**What you are asked to do:** Filter the entries beneath this task, copying only the lines that hold the word "object".

**Stored data:**
···

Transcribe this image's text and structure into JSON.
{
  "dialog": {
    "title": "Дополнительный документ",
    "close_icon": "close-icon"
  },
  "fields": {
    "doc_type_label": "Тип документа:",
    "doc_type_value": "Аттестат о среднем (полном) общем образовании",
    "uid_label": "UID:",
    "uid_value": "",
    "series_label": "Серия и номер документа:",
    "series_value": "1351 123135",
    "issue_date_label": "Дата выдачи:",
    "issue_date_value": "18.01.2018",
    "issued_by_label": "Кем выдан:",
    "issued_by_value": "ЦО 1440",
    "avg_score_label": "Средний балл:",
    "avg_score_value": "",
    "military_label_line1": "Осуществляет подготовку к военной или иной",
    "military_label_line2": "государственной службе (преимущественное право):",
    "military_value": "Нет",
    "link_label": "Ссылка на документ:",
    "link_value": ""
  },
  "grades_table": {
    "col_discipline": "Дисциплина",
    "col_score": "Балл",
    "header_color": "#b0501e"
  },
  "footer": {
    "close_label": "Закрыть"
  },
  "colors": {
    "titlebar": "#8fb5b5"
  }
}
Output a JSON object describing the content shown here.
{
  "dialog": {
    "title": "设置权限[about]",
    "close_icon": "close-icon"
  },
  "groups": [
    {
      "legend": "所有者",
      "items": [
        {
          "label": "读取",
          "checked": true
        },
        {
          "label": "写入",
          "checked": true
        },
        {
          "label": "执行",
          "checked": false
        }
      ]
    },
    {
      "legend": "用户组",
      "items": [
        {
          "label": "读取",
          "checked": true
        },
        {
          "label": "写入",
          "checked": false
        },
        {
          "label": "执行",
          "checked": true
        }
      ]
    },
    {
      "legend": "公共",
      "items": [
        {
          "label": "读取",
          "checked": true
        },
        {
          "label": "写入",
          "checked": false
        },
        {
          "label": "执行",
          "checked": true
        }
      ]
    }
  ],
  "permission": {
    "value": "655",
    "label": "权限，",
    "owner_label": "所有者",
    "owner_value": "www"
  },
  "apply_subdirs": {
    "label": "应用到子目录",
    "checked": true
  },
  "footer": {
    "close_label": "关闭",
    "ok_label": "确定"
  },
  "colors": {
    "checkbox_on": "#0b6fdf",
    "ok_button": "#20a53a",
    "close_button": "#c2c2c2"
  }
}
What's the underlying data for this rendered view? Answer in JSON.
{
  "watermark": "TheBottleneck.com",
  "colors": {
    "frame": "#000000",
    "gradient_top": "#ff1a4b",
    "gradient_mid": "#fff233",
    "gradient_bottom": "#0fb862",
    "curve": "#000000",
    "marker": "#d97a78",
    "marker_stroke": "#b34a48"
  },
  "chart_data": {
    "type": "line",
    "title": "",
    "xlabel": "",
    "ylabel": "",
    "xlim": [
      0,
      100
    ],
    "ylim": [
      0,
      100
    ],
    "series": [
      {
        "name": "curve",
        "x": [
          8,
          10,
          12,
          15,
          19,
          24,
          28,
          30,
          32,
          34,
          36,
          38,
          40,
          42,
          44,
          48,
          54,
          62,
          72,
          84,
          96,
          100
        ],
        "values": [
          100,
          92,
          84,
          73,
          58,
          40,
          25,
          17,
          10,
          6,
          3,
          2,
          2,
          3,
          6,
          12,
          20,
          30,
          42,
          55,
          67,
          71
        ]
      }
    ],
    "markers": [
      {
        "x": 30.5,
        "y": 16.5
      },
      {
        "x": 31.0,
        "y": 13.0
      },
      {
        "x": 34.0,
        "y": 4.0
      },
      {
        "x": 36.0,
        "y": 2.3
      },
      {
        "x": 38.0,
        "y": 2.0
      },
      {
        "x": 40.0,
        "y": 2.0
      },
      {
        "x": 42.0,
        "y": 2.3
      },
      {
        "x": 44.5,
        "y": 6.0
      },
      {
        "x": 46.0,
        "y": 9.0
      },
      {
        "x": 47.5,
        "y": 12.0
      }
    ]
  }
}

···

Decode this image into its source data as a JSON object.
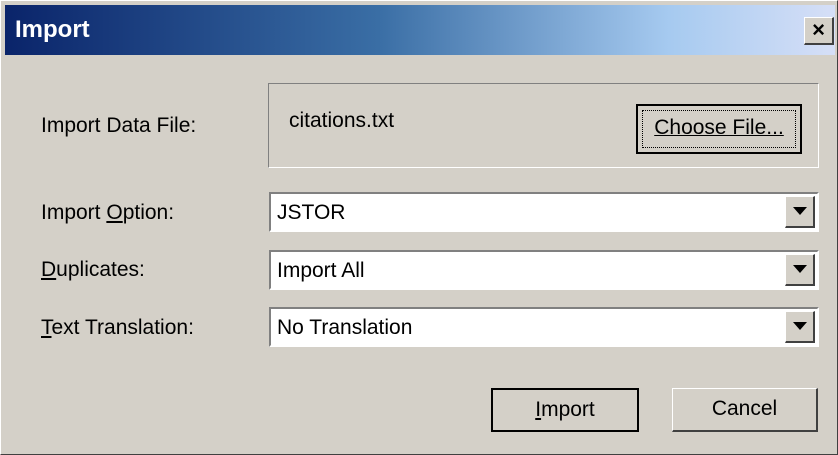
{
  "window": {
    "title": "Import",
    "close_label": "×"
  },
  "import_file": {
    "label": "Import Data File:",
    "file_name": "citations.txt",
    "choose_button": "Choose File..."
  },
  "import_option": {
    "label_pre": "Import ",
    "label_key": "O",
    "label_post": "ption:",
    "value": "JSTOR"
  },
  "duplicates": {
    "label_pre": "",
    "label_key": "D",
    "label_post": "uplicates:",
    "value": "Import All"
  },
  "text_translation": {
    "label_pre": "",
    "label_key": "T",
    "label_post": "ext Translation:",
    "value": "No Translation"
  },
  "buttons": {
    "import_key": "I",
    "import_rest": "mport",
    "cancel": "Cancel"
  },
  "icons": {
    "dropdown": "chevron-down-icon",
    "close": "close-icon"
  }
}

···

**Answer space:**
Output a JSON object describing the content shown here.
Decode this image into its source data as a JSON object.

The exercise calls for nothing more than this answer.